I’ve been making annual predictions for over a decade and my track record can be charitably described as “uneven.”

My attitude on both the basketball and Pickleball court has always been one of only remembering the shots I make (which, admittedly, doesn’t always make me the most popular teammate).  But that works for me there, and I tend to have the same attitude with my education predictions.

Here’s what my crystal ball tells me for the future – let me know what you think, and make your own predictions, too!

*Student standardized test scores will continue to rise at a gradual level, and some critics (many whom worked remotely at the time) will take their lack of a meteoric rise as yet another opportunity to bash schools who made very wise decisions to move towards distance learning at the height of the pandemic. These same critics will also continue yelling at parents who are focusing more on the physical and emotional well-being of their children instead of their test score results.  Smart districts will begin to put resources into providing individual student reports, highlighting both their assets and challenges, to help students and their families determine what, if any, additional academic assistance they should pursue.

* Teachers will continue to work their buns off providing academic learning and emotional support to students.  Despite what some people not in the classroom say, there will be no “urgency gap” in our schools over the next twelve months (nor has there been one during the past twenty months, either).

* There will be a general educator freak-out about the impact of Artificial Intelligence tools like ChatGPT on student writing and other work.  But, within a few months, teachers will get a handle on it and adapt, as we have done with calculators, cellphones, laptops, and other tech advances.

* Despite Elon Musk’s best efforts to destroy Twitter as a positive avenue for connection, many teachers will stay on the site and continue to learn from each other.  Alternatives like “Post” and “Mastodon” just won’t make the cut as replacements.

* Right-wingers will continue grinding away attacking LGBTQ youth, Critical Race Theory, teaching about systemic racism, and even Social Emotional Learning.  However, this past year will be viewed as “peak hysteria” and they will find that their screeds have already worked anywhere they were going to, and even their professional scam artists will have difficulty coming up new targets to go over after.  Unfortunately, though, it won’t help teachers and their students in communities where these attacks have already worked.

* As a recession hits and pandemic monies are used-up, many districts are going to try to save money by creating incentives for older experienced [and higher-paid] teachers to retire early. It isn’t going to be a pretty picture for our students, but I don’t think we can expect creative “outside of the box” thinking from many public and district officials.

* A “backlash” against school laptop use, especially in ninth-grade and below, that began last year will continue to grow.  Large numbers of students “overdosed” on screens during distance learning and prefer pen-and-paper in the classroom now.  And many teachers are tired of having to manage potential online student distractions when using laptops.    Combine those concerns with ones about Artificial Intelligence sites (see an earlier prediction) and we’ve got an example of “the more things change, the more they stay the same.”
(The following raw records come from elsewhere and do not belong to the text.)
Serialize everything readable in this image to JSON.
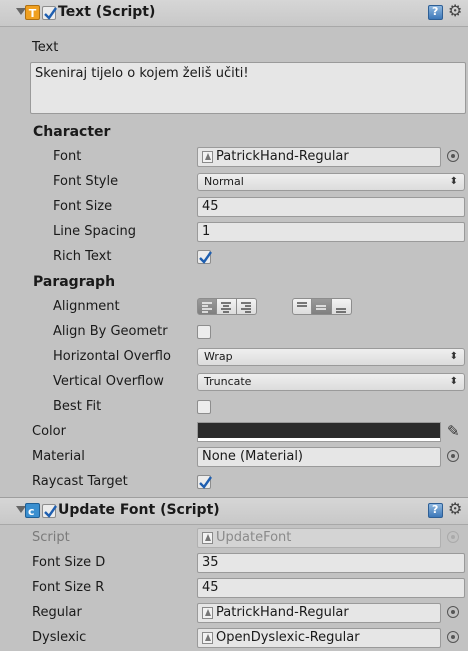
{
  "text_component": {
    "title": "Text (Script)",
    "text_label": "Text",
    "text_value": "Skeniraj tijelo o kojem želiš učiti!",
    "character_header": "Character",
    "font_label": "Font",
    "font_value": "PatrickHand-Regular",
    "font_style_label": "Font Style",
    "font_style_value": "Normal",
    "font_size_label": "Font Size",
    "font_size_value": "45",
    "line_spacing_label": "Line Spacing",
    "line_spacing_value": "1",
    "rich_text_label": "Rich Text",
    "paragraph_header": "Paragraph",
    "alignment_label": "Alignment",
    "align_by_geometry_label": "Align By Geometr",
    "horizontal_overflow_label": "Horizontal Overflo",
    "horizontal_overflow_value": "Wrap",
    "vertical_overflow_label": "Vertical Overflow",
    "vertical_overflow_value": "Truncate",
    "best_fit_label": "Best Fit",
    "color_label": "Color",
    "color_value": "#2b2b2b",
    "material_label": "Material",
    "material_value": "None (Material)",
    "raycast_target_label": "Raycast Target"
  },
  "update_font_component": {
    "title": "Update Font (Script)",
    "script_label": "Script",
    "script_value": "UpdateFont",
    "font_size_d_label": "Font Size D",
    "font_size_d_value": "35",
    "font_size_r_label": "Font Size R",
    "font_size_r_value": "45",
    "regular_label": "Regular",
    "regular_value": "PatrickHand-Regular",
    "dyslexic_label": "Dyslexic",
    "dyslexic_value": "OpenDyslexic-Regular"
  },
  "icons": {
    "text_component_icon": "T",
    "update_font_icon": "script-icon"
  },
  "colors": {
    "text_icon": "#f0a020",
    "script_icon": "#3a8fd0",
    "check": "#1f5fb0"
  }
}
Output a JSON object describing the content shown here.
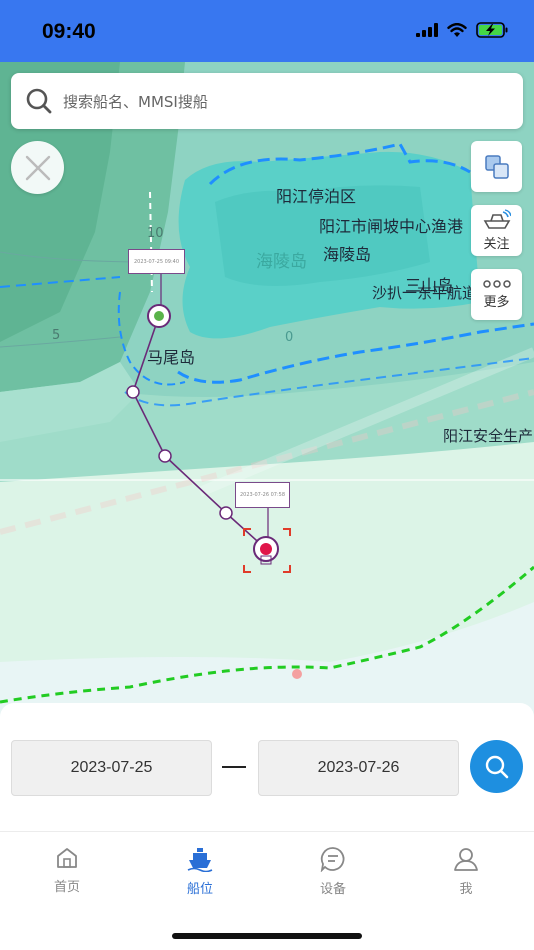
{
  "status_bar": {
    "time": "09:40"
  },
  "search": {
    "placeholder": "搜索船名、MMSI搜船"
  },
  "side_buttons": {
    "follow_label": "关注",
    "more_label": "更多"
  },
  "map": {
    "place_labels": {
      "yangjiang_anchorage": "阳江停泊区",
      "yangjiang_zhapo_fishing_port": "阳江市闸坡中心渔港",
      "hailing_island": "海陵岛",
      "hailing_island_watermark": "海陵岛",
      "sanshan_island": "三山岛",
      "shapa_waterway": "沙扒一东平航道",
      "mawei_island": "马尾岛",
      "yangjiang_safety": "阳江安全生产"
    },
    "depth_labels": {
      "d10": "10",
      "d5": "5",
      "d0": "0"
    },
    "track_labels": {
      "start_time": "2023-07-25 09:40",
      "end_time": "2023-07-26 07:58"
    },
    "colors": {
      "track": "#6a2a78",
      "start_marker": "#5ab34a",
      "end_marker": "#e0154a",
      "boundary": "#1f8fff",
      "green_line": "#22cc22"
    }
  },
  "date_range": {
    "start": "2023-07-25",
    "end": "2023-07-26"
  },
  "tabs": [
    {
      "label": "首页",
      "icon": "home-icon"
    },
    {
      "label": "船位",
      "icon": "ship-icon",
      "active": true
    },
    {
      "label": "设备",
      "icon": "chat-icon"
    },
    {
      "label": "我",
      "icon": "user-icon"
    }
  ]
}
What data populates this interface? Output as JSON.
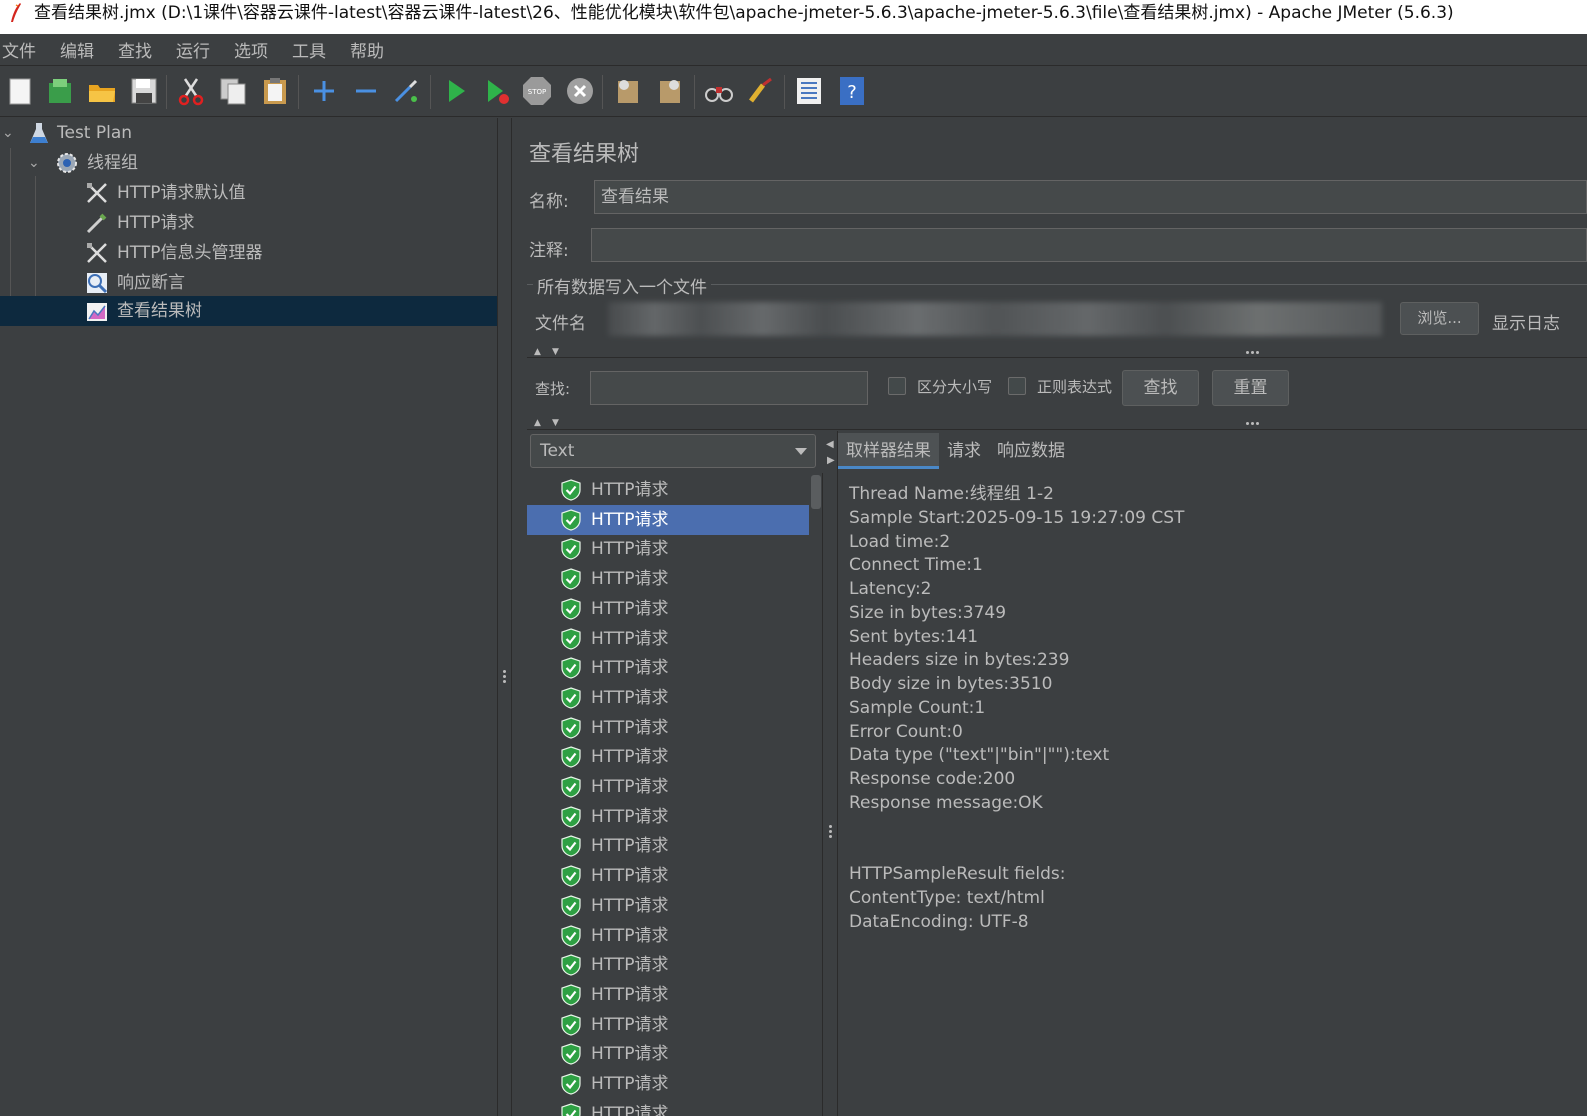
{
  "window": {
    "title": "查看结果树.jmx (D:\\1课件\\容器云课件-latest\\容器云课件-latest\\26、性能优化模块\\软件包\\apache-jmeter-5.6.3\\apache-jmeter-5.6.3\\file\\查看结果树.jmx) - Apache JMeter (5.6.3)"
  },
  "menu": [
    "文件",
    "编辑",
    "查找",
    "运行",
    "选项",
    "工具",
    "帮助"
  ],
  "toolbar": {
    "icons": [
      "new-icon",
      "templates-icon",
      "open-icon",
      "save-icon",
      "cut-icon",
      "copy-icon",
      "paste-icon",
      "expand-icon",
      "collapse-icon",
      "toggle-icon",
      "start-icon",
      "start-no-pause-icon",
      "stop-icon",
      "shutdown-icon",
      "clear-icon",
      "clear-all-icon",
      "search-icon",
      "reset-search-icon",
      "function-helper-icon",
      "help-icon"
    ]
  },
  "tree": {
    "items": [
      {
        "label": "Test Plan",
        "icon": "test-plan-icon"
      },
      {
        "label": "线程组",
        "icon": "thread-group-icon"
      },
      {
        "label": "HTTP请求默认值",
        "icon": "config-element-icon"
      },
      {
        "label": "HTTP请求",
        "icon": "sampler-icon"
      },
      {
        "label": "HTTP信息头管理器",
        "icon": "config-element-icon"
      },
      {
        "label": "响应断言",
        "icon": "assertion-icon"
      },
      {
        "label": "查看结果树",
        "icon": "listener-icon"
      }
    ],
    "selected_index": 6
  },
  "panel": {
    "title": "查看结果树",
    "name_label": "名称:",
    "name_value": "查看结果",
    "comment_label": "注释:",
    "comment_value": "",
    "file_section": "所有数据写入一个文件",
    "file_label": "文件名",
    "browse_button": "浏览...",
    "log_label": "显示日志",
    "search_label": "查找:",
    "search_value": "",
    "case_sensitive_label": "区分大小写",
    "regex_label": "正则表达式",
    "find_button": "查找",
    "reset_button": "重置"
  },
  "results": {
    "renderer": "Text",
    "item_label": "HTTP请求",
    "selected_index": 1,
    "status_icon": "success-shield-icon",
    "accent_color": "#4b6eaf"
  },
  "detail": {
    "tabs": [
      "取样器结果",
      "请求",
      "响应数据"
    ],
    "active_tab": 0,
    "lines": [
      "Thread Name:线程组 1-2",
      "Sample Start:2025-09-15 19:27:09 CST",
      "Load time:2",
      "Connect Time:1",
      "Latency:2",
      "Size in bytes:3749",
      "Sent bytes:141",
      "Headers size in bytes:239",
      "Body size in bytes:3510",
      "Sample Count:1",
      "Error Count:0",
      "Data type (\"text\"|\"bin\"|\"\"):text",
      "Response code:200",
      "Response message:OK",
      "",
      "",
      "HTTPSampleResult fields:",
      "ContentType: text/html",
      "DataEncoding: UTF-8"
    ]
  }
}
*I borrow this last one from educator Bill Ivey every year. He predicts that “each and every school day will bring tens of thousands of reasons to celebrate in schools across the country.”

Please chime in!